Figure 1. Researchers found that it is possible for speciation to occur in finches in the Galapagos Islands within a couple of generations.

New Species of Finch Developed After Three Generations

By Meghan Bialt-DeCelie ‘19 Darwin’s finches from the Galapagos Islands are one of the hallmarks of the scientific field of evolution studies. Species classification between two organisms is determined by the ability to successfully reproduce a nonsterile progeny. Several factors such as physical, behavioral, and biological differences can cause reproductive isolation, or prevention of two organisms from reproducing. Reproductive isolation can cause speciation, or the … Continue reading New Species of Finch Developed After Three Generations

New Strain of Infectious Cancer Found in Sarcophilus Harrisii

By Karis Tutuska ’18 Cancer is a scary word, but what is even more frightening is the concept of a contagious cancer. Sarcophilus harrisii, commonly known as Tasmanian devils, are large carnivorous marsupials, savage screechers, and voracious eaters. These organisms are plagued by deadly, fast-acting facial tumors that grow until they prevent the animal from eating and force starvation until death. What is unusual about these … Continue reading New Strain of Infectious Cancer Found in Sarcophilus Harrisii

Mysterious Die-Off of Saigas in Central Asia

By Shannon Bohman Image acquired from commons.wikipedia.org Figure 1 This picture shows a mother and child saiga in their native Central Asian Steppes.   This past May, the corpses of hundreds of saiga antelopes were found scattered across the Central Asian Steppes. This endangered species had been under close watch due to significant overhunting. Conservationists succeeded in replenishing the population, but over half of the … Continue reading Mysterious Die-Off of Saigas in Central Asia
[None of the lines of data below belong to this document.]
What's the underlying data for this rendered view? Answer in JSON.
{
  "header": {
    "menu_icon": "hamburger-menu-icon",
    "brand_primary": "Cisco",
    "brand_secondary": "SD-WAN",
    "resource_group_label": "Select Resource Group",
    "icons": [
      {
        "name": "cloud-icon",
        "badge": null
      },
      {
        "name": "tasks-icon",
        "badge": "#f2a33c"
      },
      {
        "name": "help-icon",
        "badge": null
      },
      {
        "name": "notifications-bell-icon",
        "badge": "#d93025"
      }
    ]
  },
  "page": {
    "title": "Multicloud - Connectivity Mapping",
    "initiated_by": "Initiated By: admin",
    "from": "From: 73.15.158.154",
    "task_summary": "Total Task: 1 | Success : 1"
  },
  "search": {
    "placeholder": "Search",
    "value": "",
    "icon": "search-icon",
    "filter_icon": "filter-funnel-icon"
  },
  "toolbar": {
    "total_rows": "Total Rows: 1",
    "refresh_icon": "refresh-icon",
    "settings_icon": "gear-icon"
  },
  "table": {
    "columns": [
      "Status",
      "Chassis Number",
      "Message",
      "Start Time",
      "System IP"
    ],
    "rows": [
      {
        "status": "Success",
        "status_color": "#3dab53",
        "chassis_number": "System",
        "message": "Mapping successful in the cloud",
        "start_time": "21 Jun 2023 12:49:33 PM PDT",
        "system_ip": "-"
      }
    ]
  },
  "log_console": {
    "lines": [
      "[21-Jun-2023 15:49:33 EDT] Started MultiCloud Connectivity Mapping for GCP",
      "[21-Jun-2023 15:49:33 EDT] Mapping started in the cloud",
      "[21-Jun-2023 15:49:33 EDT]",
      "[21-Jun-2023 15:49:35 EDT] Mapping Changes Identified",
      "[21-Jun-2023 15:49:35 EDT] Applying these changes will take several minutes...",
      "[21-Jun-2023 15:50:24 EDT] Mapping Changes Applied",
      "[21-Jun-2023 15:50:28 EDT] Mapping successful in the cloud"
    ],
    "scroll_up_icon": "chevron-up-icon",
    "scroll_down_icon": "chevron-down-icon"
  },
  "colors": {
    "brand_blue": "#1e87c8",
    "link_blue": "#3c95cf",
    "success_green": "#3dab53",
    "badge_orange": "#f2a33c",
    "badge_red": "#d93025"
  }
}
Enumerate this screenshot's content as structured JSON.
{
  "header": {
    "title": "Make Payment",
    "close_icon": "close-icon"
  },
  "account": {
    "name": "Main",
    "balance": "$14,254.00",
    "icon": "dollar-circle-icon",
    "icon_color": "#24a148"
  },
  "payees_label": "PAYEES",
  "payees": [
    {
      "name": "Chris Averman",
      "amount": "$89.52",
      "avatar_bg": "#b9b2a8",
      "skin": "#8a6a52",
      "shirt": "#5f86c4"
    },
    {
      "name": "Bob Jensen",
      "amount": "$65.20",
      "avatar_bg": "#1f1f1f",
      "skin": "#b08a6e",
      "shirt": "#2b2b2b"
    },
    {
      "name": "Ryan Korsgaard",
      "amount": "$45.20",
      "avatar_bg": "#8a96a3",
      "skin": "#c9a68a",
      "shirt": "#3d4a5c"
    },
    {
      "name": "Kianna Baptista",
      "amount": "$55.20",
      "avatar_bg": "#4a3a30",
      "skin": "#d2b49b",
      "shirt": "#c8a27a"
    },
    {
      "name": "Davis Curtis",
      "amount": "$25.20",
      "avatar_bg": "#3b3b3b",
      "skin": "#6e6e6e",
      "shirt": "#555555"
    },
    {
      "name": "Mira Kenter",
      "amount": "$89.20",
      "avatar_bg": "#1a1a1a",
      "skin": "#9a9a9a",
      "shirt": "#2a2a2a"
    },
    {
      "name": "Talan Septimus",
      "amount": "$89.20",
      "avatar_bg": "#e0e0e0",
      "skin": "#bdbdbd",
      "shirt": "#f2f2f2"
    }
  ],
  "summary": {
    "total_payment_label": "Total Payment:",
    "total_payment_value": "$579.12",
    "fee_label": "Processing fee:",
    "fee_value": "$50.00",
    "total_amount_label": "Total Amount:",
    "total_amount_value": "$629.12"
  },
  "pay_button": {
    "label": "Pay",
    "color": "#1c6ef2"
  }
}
Ecology of Zoonotic Transmissions: The Impact of Bos taurus indicus Fertilizer on the Health of Malagasy Farmers

Photo Courtesy of Rachel Lordahl By Zuri S. Dawkins Central ValBio Ranomafana National Park, Madagascar Undergraduate Program in Anthropology and Biology, Stony Brook University Madagascar Institute for the Conservation of Tropical Environments (MICET) Contact Info: Zuri.Dawkins@stonybrook.edu ABSTRACT Emerging infectious diseases in livestock pose a huge threat to human health, animal efficiency and biodiversity. Zoonotic diseases are highly contagious diseases that spread amongst animals and humans via … Continue reading Ecology of Zoonotic Transmissions: The Impact of Bos taurus indicus Fertilizer on the Health of Malagasy Farmers